Jorge Lorenzo Retiring From MotoGP Competition

Jorge Lorenzo has announced his retirement from MotoGP competition. (Honda Photo)
Jorge Lorenzo has announced his retirement from MotoGP competition. (Honda Photo)

VALENCIA, Spain – Three-time MotoGP champion Jorge Lorenzo has announced his retirement from the sport following Sunday’s season finale in Spain.

“I always thought there are four significant days in the career of a rider,” Lorenzo said. “Your first race, your first win, your first championship and then the day you retire. Well, as you may imagine, I’m here to tell you this day has arrived for me. I want to announce this will be my last race in MotoGP, and that at the end of this race I will retire from professional racing.”

Lorenzo, 32, began his MotoGP career in 2008, earning one win and finishing fourth in the series standings. He won four races the following year and finished second in the MotoGP standings.

The Spanish rider scored his first MotoGP championship in 2010 on the strength of nine victories. He went on to earn two additional championships in 2012 and 2015 while with Yamaha before departing the team after the 2016 season to join Ducati.

In two seasons at Ducati, Lorenzo struggled. He failed to win in 2017 for Ducati, but returned to victory lane with three victories in 2018. He then announced he would join the Honda factory team in 2019 alongside reigning MotoGP champion Marc Marquez.

His year with Honda has been a struggle, with multiple crashes and injuries hindering his performance. He noted those were primary reasons for his decision to retire.

“Unfortunately, injuries soon came to play an important role in my season, being unable to ride in normal physical conditions,” Lorenzo explained. “This, plus a bike that never felt natural to me, made my races very difficult. Anyway, I never lost the patience and I kept fighting, just thinking that was a simple matter of time and that after all things would get into the right place.

“But, as I started to see some light I had this bad crash in Montmelo test, and some weeks later that ugly one in Assen. At that point I had to admit, that when I stopped rolling into the gravel, the first thought that came into my mind was, ‘what the hell I’m doing here? Is this really worth it? I’m done with it.’ Some days later after reflecting a lot about my life and career, I decided to give it a try. I wanted to be sure I was not making an early decision.

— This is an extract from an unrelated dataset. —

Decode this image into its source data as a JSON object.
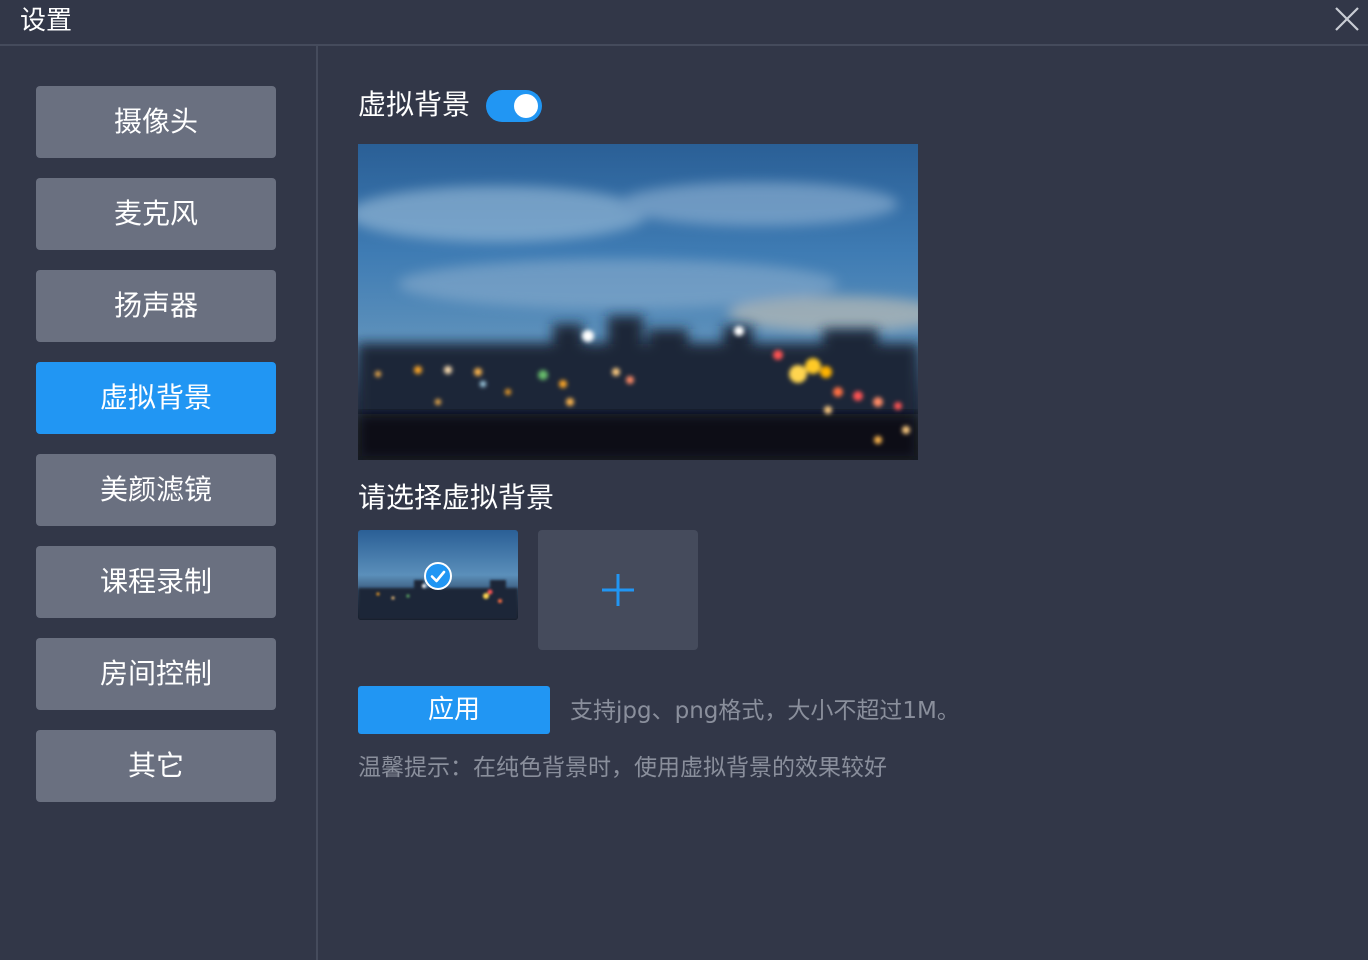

“The truth is from that crash, the hill became too high for me, and even if I tried I couldn’t find the motivation and patience to be able to keep climbing it.”

Lorenzo said he still loves the sport, but it was simply time for him to step away and do something else with his time.

“You know, I love this sport, I love to ride, but above all things, I love to win,” Lorenzo said. “I understood that if I’m not able to fight for something big, to fight for the title or at least to fight for victories, I cannot find the motivation to keep going especially at this stage of my career.”

“It is with great sadness that we say goodbye to Jorge Lorenzo, he has been one of the strongest champions in the last decade that we have fought against and now worked with,” said Honda Racing Corp. President Yoshishige Nomura. “The chance to have Lorenzo in Repsol Honda Team colors was something truly unique and 2019 was full of promise. Unfortunately, he suffered a lot of bad luck with injuries before the season started and also during the season with his fall in Assen. As a result, he wasn’t able to recover the confidence he once had and we will sadly be ending our cooperation early as he retires from racing. We at Honda Racing Corporation would like to wish him all the best for the future.”